The collage consists of three images: Anton Bruckner, the Chicago Symphony, and an erupting volcano.
"They want me to write differently. I could, but I must not. God has given me this talent out of a thousand people, and it is to Him that I must give account. How would I stand before Almighty God if I followed the others and not Him?"
Quote by Anton Bruckner. We shamelessly stole it from Wikipedia.
Bruckner at the Millennium
Bruckner's Ninth is a truly amazing symphony. A mysterious tremolo opens into a glowing horn theme, the moment that Peter Guelke described as "nuclear fission," and the stupendous main theme. And that's just the first three minutes!
When the main theme returns in the middle of the first movement, it erupts like a volcano.
The Adagio third movement is a haunting spiritual journey with a coda that is - for us - one of the great passages in Western music.
A famous composer concurs: "I think that the Adagio of the Ninth Symphony [of Bruckner] must be accounted one of the most truly inspired of all works in symphonic form." (Who made that statement? Take our quiz!)
We would love to hear our favorite orchestra, the Colorado Symphony, perform Bruckner's Ninth.
Go to the Composer page.
Postscript on the Finale
For those of you who know and love Bruckner's Ninth in its commonly performed three-movement version, we highly recommend exploring what John A. Phillips calls "the emerging autograph score of the Finale."
Current critical opinion maintains that Bruckner finished the Finale in continuous string scoring with cues for wind and brass.
Unfortunately, after Bruckner died, friends and students took pages of the Finale as souvenirs, not realizing that Bruckner had completed an orchestral score for a third of the Finale and sketches for the remainder. Many pages of the Finale have been lost, including the entire the coda with the exception of a few sketches.
For an excellent introduction to the Finale, see Bruckner's Symphony No.9: Finally, a Finale? by Richard Lehnert at the Stereophile website.
Here are four recommended recordings:
- Nikolas Harnoncourt and the Vienna Philharmonic playing Symphony No. 9 with the "Documentation of the Fragment" by John A. Phillips.
- Simon Rattle and the Berlin Philharmonic playing Symphony No. 9 with the performing version of the Finale by Samale, Phillips, Cohrs, and Mazucca.
- Gerd Schaller and the Philharmonie Festiva playing Symphony No. 9 with the performing version of the Finale by William Carragan.

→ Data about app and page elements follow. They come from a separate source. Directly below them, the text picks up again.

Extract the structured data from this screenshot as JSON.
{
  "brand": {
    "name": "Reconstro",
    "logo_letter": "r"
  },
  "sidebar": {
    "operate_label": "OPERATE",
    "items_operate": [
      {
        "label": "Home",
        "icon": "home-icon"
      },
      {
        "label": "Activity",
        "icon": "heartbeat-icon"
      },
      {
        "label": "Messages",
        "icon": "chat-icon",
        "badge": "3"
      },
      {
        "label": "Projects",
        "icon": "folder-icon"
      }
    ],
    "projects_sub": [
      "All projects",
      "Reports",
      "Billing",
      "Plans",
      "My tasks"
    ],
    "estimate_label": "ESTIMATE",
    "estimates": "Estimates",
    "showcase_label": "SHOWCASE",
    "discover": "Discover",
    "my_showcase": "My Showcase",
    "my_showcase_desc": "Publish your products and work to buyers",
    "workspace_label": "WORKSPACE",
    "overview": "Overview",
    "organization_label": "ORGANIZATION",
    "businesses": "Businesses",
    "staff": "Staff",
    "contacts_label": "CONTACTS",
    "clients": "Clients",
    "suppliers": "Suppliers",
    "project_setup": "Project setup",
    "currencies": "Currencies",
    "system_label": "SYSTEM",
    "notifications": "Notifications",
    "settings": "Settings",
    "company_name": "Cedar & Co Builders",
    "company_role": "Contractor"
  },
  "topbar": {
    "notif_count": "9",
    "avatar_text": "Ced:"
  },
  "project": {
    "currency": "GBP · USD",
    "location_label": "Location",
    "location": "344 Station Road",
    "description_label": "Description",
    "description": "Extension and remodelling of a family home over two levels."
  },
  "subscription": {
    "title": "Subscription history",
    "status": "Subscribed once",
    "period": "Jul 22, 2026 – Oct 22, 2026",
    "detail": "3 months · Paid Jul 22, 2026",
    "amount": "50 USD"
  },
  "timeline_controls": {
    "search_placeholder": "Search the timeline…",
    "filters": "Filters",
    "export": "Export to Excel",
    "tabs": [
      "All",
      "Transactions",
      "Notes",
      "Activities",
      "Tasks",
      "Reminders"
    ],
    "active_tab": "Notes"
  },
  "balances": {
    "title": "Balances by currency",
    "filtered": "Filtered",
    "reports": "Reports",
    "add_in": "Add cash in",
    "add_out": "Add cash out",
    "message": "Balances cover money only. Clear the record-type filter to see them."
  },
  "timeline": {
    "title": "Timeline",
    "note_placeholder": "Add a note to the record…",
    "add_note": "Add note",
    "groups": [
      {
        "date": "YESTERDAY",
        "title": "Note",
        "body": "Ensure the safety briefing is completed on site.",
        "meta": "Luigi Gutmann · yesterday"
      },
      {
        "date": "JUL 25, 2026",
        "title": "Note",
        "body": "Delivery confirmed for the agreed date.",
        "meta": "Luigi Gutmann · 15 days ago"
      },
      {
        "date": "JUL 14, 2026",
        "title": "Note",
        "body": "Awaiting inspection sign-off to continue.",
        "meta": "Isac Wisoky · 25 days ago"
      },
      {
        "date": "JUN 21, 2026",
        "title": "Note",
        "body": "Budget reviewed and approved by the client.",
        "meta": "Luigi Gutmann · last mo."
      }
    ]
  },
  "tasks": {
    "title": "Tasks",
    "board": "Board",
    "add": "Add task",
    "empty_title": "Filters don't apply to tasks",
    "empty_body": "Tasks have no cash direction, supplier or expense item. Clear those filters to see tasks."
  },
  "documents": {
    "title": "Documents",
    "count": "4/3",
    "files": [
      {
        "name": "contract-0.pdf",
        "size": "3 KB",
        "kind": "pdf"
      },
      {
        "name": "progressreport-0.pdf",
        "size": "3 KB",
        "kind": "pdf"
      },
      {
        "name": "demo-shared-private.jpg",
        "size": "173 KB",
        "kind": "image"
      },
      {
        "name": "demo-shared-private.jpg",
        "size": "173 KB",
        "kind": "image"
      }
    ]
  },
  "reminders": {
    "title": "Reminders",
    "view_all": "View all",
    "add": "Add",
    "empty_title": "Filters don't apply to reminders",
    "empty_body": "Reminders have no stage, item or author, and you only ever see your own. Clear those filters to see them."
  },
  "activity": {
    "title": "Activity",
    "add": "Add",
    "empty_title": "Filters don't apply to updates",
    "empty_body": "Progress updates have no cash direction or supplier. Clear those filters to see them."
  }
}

- Gerd Schaller and the Philharmonie Festiva playing Symphony No. 9 with Schaller's own performing version of the Finale.
Go to the Composer page.